Dr. Sabine Ladstätter of the Österreichischen Archäologischen Institut (ÖAI)/Austrian Academy of Sciences will examine Ephesos, the capital city of the Roman province of Asia, both the seat of the regional administration and an important transportation hub between the Aegean and Anatolia. Its lifeline was without doubt the harbor, which received a monumental structural framework. Local élites were comprised of wealthy shipowners and merchants, who profited from the exceptional position of the city and who embellished it via endowments. The sanctuary of Artemis of Ephesos also contributed to the commercial power of the region and served as a secure bank for deposits and a site of business transactions. The basic conditions were therefore precisely favourable for the advancement of Ephesos to one of the largest metropoleis of the ancient world.
Title: Ephesos: City, Harbor, Hinterland
Date: Thursday, 2. April 2020 7PM
Location: University of Colorado, Boulder (USA), Eaton Humanities, 150,
1610 Pleasant Street, Boulder, CO 80309
Photo credit: OeAW/Daniel Hinterramskogler

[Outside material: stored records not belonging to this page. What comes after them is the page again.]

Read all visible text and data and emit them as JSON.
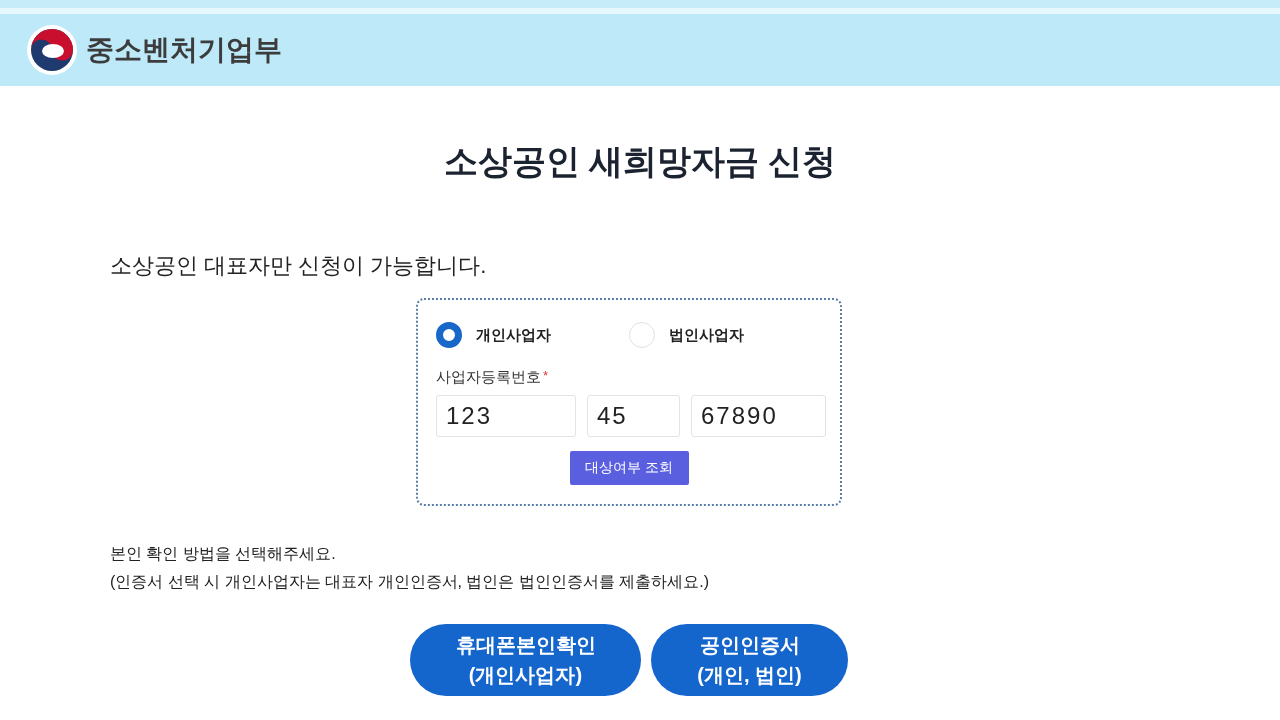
{
  "header": {
    "ministry": "중소벤처기업부"
  },
  "title": "소상공인 새희망자금 신청",
  "notice": "소상공인 대표자만 신청이 가능합니다.",
  "business_types": [
    {
      "label": "개인사업자",
      "selected": true
    },
    {
      "label": "법인사업자",
      "selected": false
    }
  ],
  "registration": {
    "label": "사업자등록번호",
    "required_mark": "*",
    "parts": [
      "123",
      "45",
      "67890"
    ]
  },
  "check_button": "대상여부 조회",
  "instructions": [
    "본인 확인 방법을 선택해주세요.",
    "(인증서 선택 시 개인사업자는 대표자 개인인증서, 법인은 법인인증서를 제출하세요.)"
  ],
  "auth_buttons": [
    [
      "휴대폰본인확인",
      "(개인사업자)"
    ],
    [
      "공인인증서",
      "(개인, 법인)"
    ]
  ]
}
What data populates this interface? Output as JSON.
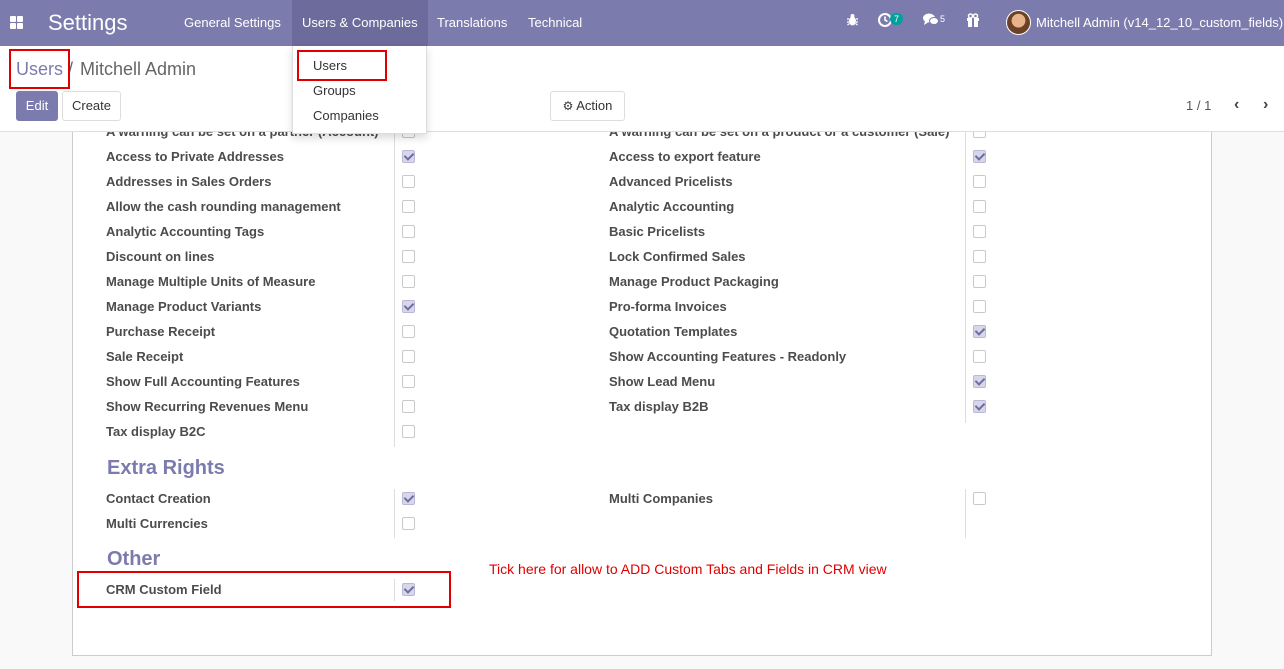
{
  "navbar": {
    "brand": "Settings",
    "menu": [
      "General Settings",
      "Users & Companies",
      "Translations",
      "Technical"
    ],
    "activity_count": "7",
    "message_count": "5",
    "user_name": "Mitchell Admin (v14_12_10_custom_fields)"
  },
  "breadcrumb": {
    "parent": "Users",
    "separator": "/",
    "current": "Mitchell Admin"
  },
  "toolbar": {
    "edit_label": "Edit",
    "create_label": "Create",
    "action_label": "Action",
    "pager": "1 / 1"
  },
  "dropdown": {
    "items": [
      "Users",
      "Groups",
      "Companies"
    ]
  },
  "technical_settings": {
    "cut_left": "A warning can be set on a partner (Account)",
    "cut_right": "A warning can be set on a product or a customer (Sale)",
    "left": [
      {
        "label": "Access to Private Addresses",
        "checked": true
      },
      {
        "label": "Addresses in Sales Orders",
        "checked": false
      },
      {
        "label": "Allow the cash rounding management",
        "checked": false
      },
      {
        "label": "Analytic Accounting Tags",
        "checked": false
      },
      {
        "label": "Discount on lines",
        "checked": false
      },
      {
        "label": "Manage Multiple Units of Measure",
        "checked": false
      },
      {
        "label": "Manage Product Variants",
        "checked": true
      },
      {
        "label": "Purchase Receipt",
        "checked": false
      },
      {
        "label": "Sale Receipt",
        "checked": false
      },
      {
        "label": "Show Full Accounting Features",
        "checked": false
      },
      {
        "label": "Show Recurring Revenues Menu",
        "checked": false
      },
      {
        "label": "Tax display B2C",
        "checked": false
      }
    ],
    "right": [
      {
        "label": "Access to export feature",
        "checked": true
      },
      {
        "label": "Advanced Pricelists",
        "checked": false
      },
      {
        "label": "Analytic Accounting",
        "checked": false
      },
      {
        "label": "Basic Pricelists",
        "checked": false
      },
      {
        "label": "Lock Confirmed Sales",
        "checked": false
      },
      {
        "label": "Manage Product Packaging",
        "checked": false
      },
      {
        "label": "Pro-forma Invoices",
        "checked": false
      },
      {
        "label": "Quotation Templates",
        "checked": true
      },
      {
        "label": "Show Accounting Features - Readonly",
        "checked": false
      },
      {
        "label": "Show Lead Menu",
        "checked": true
      },
      {
        "label": "Tax display B2B",
        "checked": true
      }
    ]
  },
  "extra_rights": {
    "title": "Extra Rights",
    "contact_creation": {
      "label": "Contact Creation",
      "checked": true
    },
    "multi_currencies": {
      "label": "Multi Currencies",
      "checked": false
    },
    "multi_companies": {
      "label": "Multi Companies",
      "checked": false
    }
  },
  "other": {
    "title": "Other",
    "crm_custom_field": {
      "label": "CRM Custom Field",
      "checked": true
    }
  },
  "annotation_note": "Tick here for allow to ADD Custom Tabs and Fields in CRM view",
  "colors": {
    "brand": "#7c7bad",
    "highlight": "#e00000"
  }
}
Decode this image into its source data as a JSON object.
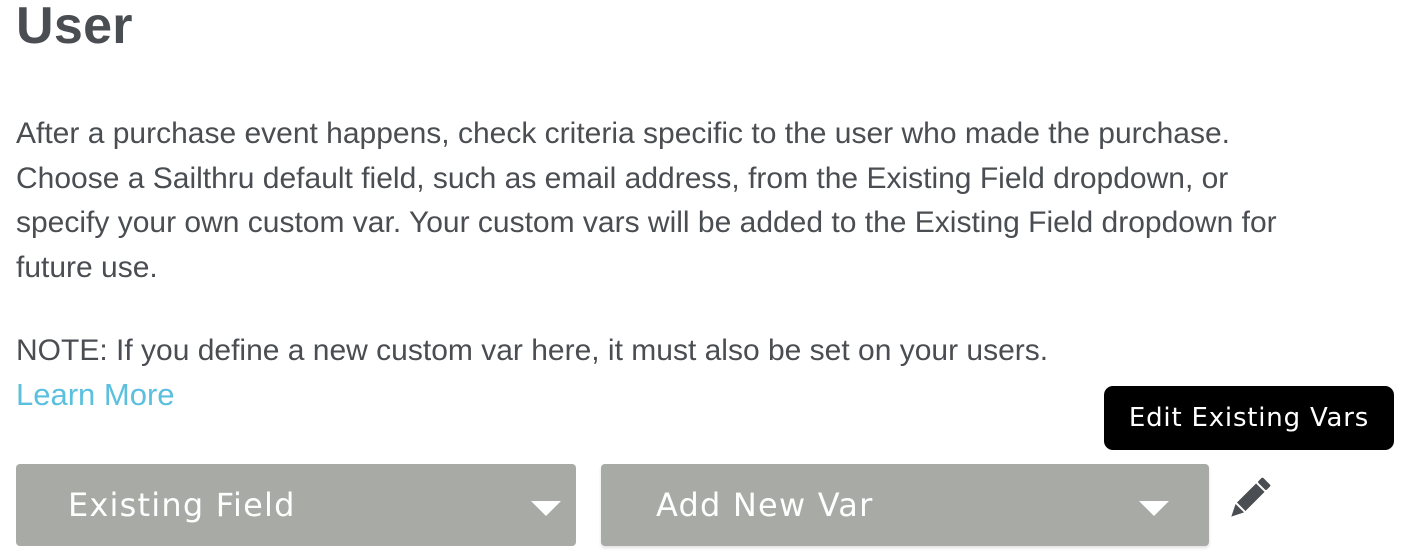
{
  "header": {
    "title": "User"
  },
  "content": {
    "description": "After a purchase event happens, check criteria specific to the user who made the purchase. Choose a Sailthru default field, such as email address, from the Existing Field dropdown, or specify your own custom var. Your custom vars will be added to the Existing Field dropdown for future use.",
    "note": "NOTE: If you define a new custom var here, it must also be set on your users.",
    "learn_more": "Learn More"
  },
  "tooltip": {
    "text": "Edit Existing Vars"
  },
  "controls": {
    "existing_field": {
      "value": "Existing Field"
    },
    "new_var": {
      "value": "Add New Var"
    },
    "edit_icon": "pencil-icon"
  },
  "colors": {
    "text": "#4a4d51",
    "link": "#5bc0de",
    "select_bg": "#a8aaa6",
    "tooltip_bg": "#000000"
  }
}
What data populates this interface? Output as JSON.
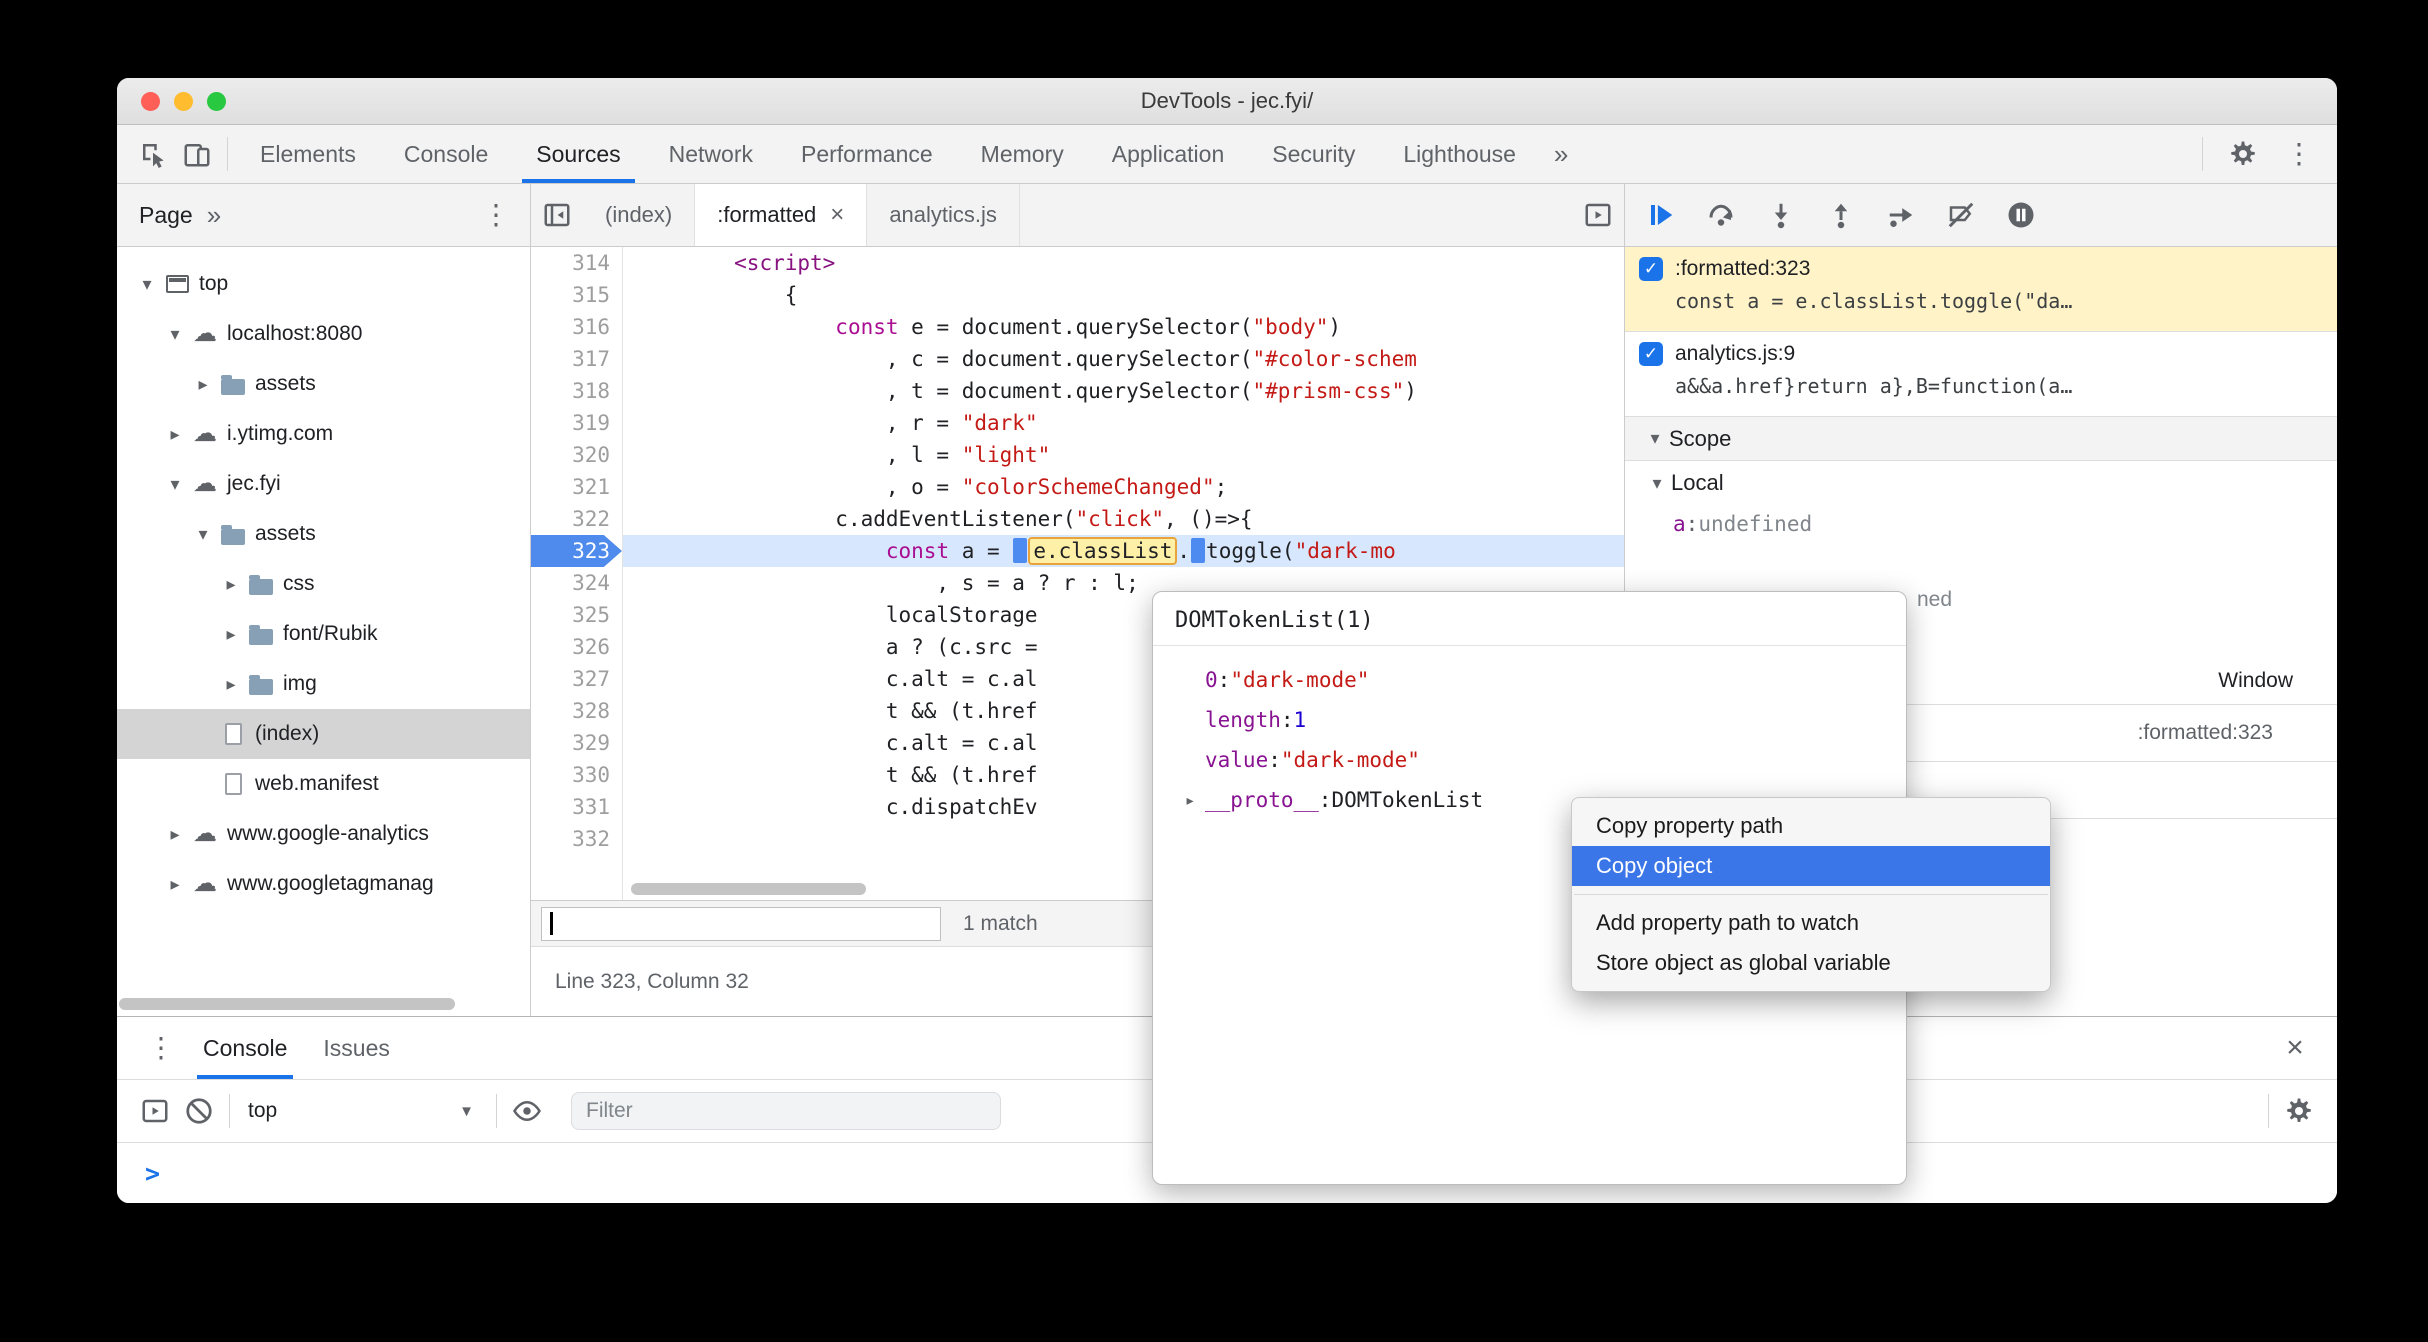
{
  "colors": {
    "accent": "#1a73e8",
    "exec-line-bg": "#d7e7fd",
    "breakpoint-flag": "#4e8bec",
    "keyword": "#aa0d91",
    "string": "#c41a16",
    "number": "#1c00cf",
    "property": "#881391",
    "tag": "#881280",
    "menu-highlight": "#3b76e8",
    "breakpoint-selected-bg": "#fff3c7"
  },
  "icons": {
    "kebab": "⋮",
    "close": "×",
    "dropdown-arrow": "▼",
    "expand-open": "▾",
    "expand-closed": "▸",
    "cloud": "☁",
    "check": "✓"
  },
  "titlebar": {
    "title": "DevTools - jec.fyi/"
  },
  "toolbar": {
    "tabs": [
      "Elements",
      "Console",
      "Sources",
      "Network",
      "Performance",
      "Memory",
      "Application",
      "Security",
      "Lighthouse"
    ],
    "active_tab": "Sources",
    "overflow_label": "»"
  },
  "navigator": {
    "tab_label": "Page",
    "overflow_label": "»",
    "tree": [
      {
        "label": "top",
        "icon": "frame",
        "arrow": "open",
        "level": 0
      },
      {
        "label": "localhost:8080",
        "icon": "cloud",
        "arrow": "open",
        "level": 1
      },
      {
        "label": "assets",
        "icon": "folder",
        "arrow": "closed",
        "level": 2
      },
      {
        "label": "i.ytimg.com",
        "icon": "cloud",
        "arrow": "closed",
        "level": 1
      },
      {
        "label": "jec.fyi",
        "icon": "cloud",
        "arrow": "open",
        "level": 1
      },
      {
        "label": "assets",
        "icon": "folder",
        "arrow": "open",
        "level": 2
      },
      {
        "label": "css",
        "icon": "folder",
        "arrow": "closed",
        "level": 3
      },
      {
        "label": "font/Rubik",
        "icon": "folder",
        "arrow": "closed",
        "level": 3
      },
      {
        "label": "img",
        "icon": "folder",
        "arrow": "closed",
        "level": 3
      },
      {
        "label": "(index)",
        "icon": "file",
        "arrow": "none",
        "level": 2,
        "selected": true
      },
      {
        "label": "web.manifest",
        "icon": "file",
        "arrow": "none",
        "level": 2
      },
      {
        "label": "www.google-analytics",
        "icon": "cloud",
        "arrow": "closed",
        "level": 1
      },
      {
        "label": "www.googletagmanag",
        "icon": "cloud",
        "arrow": "closed",
        "level": 1
      }
    ]
  },
  "editor": {
    "tabs": [
      "(index)",
      ":formatted",
      "analytics.js"
    ],
    "active_tab": ":formatted",
    "exec_line": 323,
    "search_match_label": "1 match",
    "status_label": "Line 323, Column 32",
    "lines": [
      {
        "n": 314,
        "tokens": [
          [
            "        ",
            ""
          ],
          [
            "<script>",
            "tag"
          ]
        ]
      },
      {
        "n": 315,
        "tokens": [
          [
            "            {",
            ""
          ]
        ]
      },
      {
        "n": 316,
        "tokens": [
          [
            "                ",
            ""
          ],
          [
            "const",
            "kw"
          ],
          [
            " e = document.querySelector(",
            ""
          ],
          [
            "\"body\"",
            "str"
          ],
          [
            ")",
            ""
          ]
        ]
      },
      {
        "n": 317,
        "tokens": [
          [
            "                    , c = document.querySelector(",
            ""
          ],
          [
            "\"#color-schem",
            "str"
          ]
        ]
      },
      {
        "n": 318,
        "tokens": [
          [
            "                    , t = document.querySelector(",
            ""
          ],
          [
            "\"#prism-css\"",
            "str"
          ],
          [
            ")",
            ""
          ]
        ]
      },
      {
        "n": 319,
        "tokens": [
          [
            "                    , r = ",
            ""
          ],
          [
            "\"dark\"",
            "str"
          ]
        ]
      },
      {
        "n": 320,
        "tokens": [
          [
            "                    , l = ",
            ""
          ],
          [
            "\"light\"",
            "str"
          ]
        ]
      },
      {
        "n": 321,
        "tokens": [
          [
            "                    , o = ",
            ""
          ],
          [
            "\"colorSchemeChanged\"",
            "str"
          ],
          [
            ";",
            ""
          ]
        ]
      },
      {
        "n": 322,
        "tokens": [
          [
            "                ",
            ""
          ],
          [
            "c.addEventListener(",
            ""
          ],
          [
            "\"click\"",
            "str"
          ],
          [
            ", ()=>{",
            ""
          ]
        ]
      },
      {
        "n": 323,
        "tokens": [
          [
            "                    ",
            ""
          ],
          [
            "const",
            "kw"
          ],
          [
            " a = ",
            ""
          ],
          [
            "",
            "mark"
          ],
          [
            "e.classList",
            "eval"
          ],
          [
            ".",
            ""
          ],
          [
            "",
            "mark"
          ],
          [
            "toggle(",
            ""
          ],
          [
            "\"dark-mo",
            "str"
          ]
        ]
      },
      {
        "n": 324,
        "tokens": [
          [
            "                        , s = a ? r : l;",
            ""
          ]
        ]
      },
      {
        "n": 325,
        "tokens": [
          [
            "                    localStorage",
            ""
          ]
        ]
      },
      {
        "n": 326,
        "tokens": [
          [
            "                    a ? (c.src =",
            ""
          ]
        ]
      },
      {
        "n": 327,
        "tokens": [
          [
            "                    c.alt = c.al",
            ""
          ]
        ]
      },
      {
        "n": 328,
        "tokens": [
          [
            "                    t && (t.href",
            ""
          ]
        ]
      },
      {
        "n": 329,
        "tokens": [
          [
            "                    c.alt = c.al",
            ""
          ]
        ]
      },
      {
        "n": 330,
        "tokens": [
          [
            "                    t && (t.href",
            ""
          ]
        ]
      },
      {
        "n": 331,
        "tokens": [
          [
            "                    c.dispatchEv",
            ""
          ]
        ]
      },
      {
        "n": 332,
        "tokens": [
          [
            "",
            ""
          ]
        ]
      }
    ]
  },
  "debugger": {
    "control_icons": [
      "resume",
      "step-over",
      "step-into",
      "step-out",
      "step",
      "deactivate-breakpoints",
      "pause-on-exceptions"
    ],
    "breakpoints": [
      {
        "location": ":formatted:323",
        "preview": "const a = e.classList.toggle(\"da…",
        "checked": true
      },
      {
        "location": "analytics.js:9",
        "preview": "a&&a.href}return a},B=function(a…",
        "checked": true
      }
    ],
    "scope_label": "Scope",
    "local_label": "Local",
    "variable": {
      "name": "a",
      "value": "undefined"
    },
    "covered_fragment": "ned",
    "global_value": "Window",
    "callstack_location": ":formatted:323"
  },
  "popup": {
    "title": "DOMTokenList(1)",
    "properties": [
      {
        "key": "0",
        "value": "\"dark-mode\"",
        "vtype": "string"
      },
      {
        "key": "length",
        "value": "1",
        "vtype": "number"
      },
      {
        "key": "value",
        "value": "\"dark-mode\"",
        "vtype": "string"
      },
      {
        "key": "__proto__",
        "value": "DOMTokenList",
        "vtype": "object"
      }
    ]
  },
  "context_menu": {
    "items": [
      "Copy property path",
      "Copy object",
      "Add property path to watch",
      "Store object as global variable"
    ],
    "highlighted_item": "Copy object"
  },
  "console": {
    "tabs": [
      "Console",
      "Issues"
    ],
    "active_tab": "Console",
    "context_label": "top",
    "filter_placeholder": "Filter",
    "prompt_glyph": ">"
  }
}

Sabine Ladstätter studied Classical Archaeology, Prehistory, Protohistory and Ancient History at the Universities of Graz and Vienna with a Doctoral degree at the University of Vienna in 1997. Between 1997-2007 she held the position of Research Assistant at the Institute for the Cultural History of Antiquity at the Austrian Academy of Sciences. After her Habilitation at the University of Vienna in 2007 she moved to the Austrian Archaeological Institute, where she became the director in 2009. Awards for Scientist of the Year in 2011 in Austria, and for the best popular scientific book in Austria in 2014, are proof of her engagement in the areas of scientific communication and public outreach. She is a member of the German Archaeological Institute, the Archaeological Institute of America and the Archaeological Institute of Bulgaria. Guest professorships at the Ecole Normale Superieur de Paris (2016) and Stanford University (2019) underscore her engagement in the fields of education and teaching, also attested by her supervision of academic degrees at a variety of European universities. Sustained by an interdisciplinary research approach, she is involved with economic- and landscape archaeology, as well as with the documentation and preservation of archaeological cultural heritage.